ENTRIES PROVIDED Block Start
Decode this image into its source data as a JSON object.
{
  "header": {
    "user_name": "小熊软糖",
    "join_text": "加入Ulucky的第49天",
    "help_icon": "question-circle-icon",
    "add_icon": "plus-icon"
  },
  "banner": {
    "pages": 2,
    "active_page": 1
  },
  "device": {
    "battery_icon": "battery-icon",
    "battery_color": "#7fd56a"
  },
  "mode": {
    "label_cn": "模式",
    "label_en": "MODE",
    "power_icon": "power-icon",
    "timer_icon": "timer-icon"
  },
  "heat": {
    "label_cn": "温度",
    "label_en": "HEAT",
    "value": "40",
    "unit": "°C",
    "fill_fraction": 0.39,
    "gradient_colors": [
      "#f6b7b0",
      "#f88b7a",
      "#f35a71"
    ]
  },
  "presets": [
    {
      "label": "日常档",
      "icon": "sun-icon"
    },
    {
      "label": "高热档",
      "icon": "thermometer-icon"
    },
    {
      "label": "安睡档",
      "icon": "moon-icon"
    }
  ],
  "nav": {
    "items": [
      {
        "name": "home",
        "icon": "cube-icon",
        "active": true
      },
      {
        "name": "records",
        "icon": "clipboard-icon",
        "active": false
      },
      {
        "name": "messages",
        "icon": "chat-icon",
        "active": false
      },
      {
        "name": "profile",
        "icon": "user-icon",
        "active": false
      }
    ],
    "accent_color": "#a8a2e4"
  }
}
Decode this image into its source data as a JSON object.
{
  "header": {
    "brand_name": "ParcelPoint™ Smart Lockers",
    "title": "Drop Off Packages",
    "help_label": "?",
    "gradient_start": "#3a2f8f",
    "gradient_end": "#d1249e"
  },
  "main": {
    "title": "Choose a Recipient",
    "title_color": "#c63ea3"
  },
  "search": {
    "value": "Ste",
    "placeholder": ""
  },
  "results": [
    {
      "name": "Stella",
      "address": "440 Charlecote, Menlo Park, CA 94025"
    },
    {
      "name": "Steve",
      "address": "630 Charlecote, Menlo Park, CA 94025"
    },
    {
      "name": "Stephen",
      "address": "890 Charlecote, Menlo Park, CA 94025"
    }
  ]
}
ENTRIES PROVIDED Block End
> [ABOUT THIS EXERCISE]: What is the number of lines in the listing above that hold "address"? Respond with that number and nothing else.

> [EXPECTED OUTPUT]: 3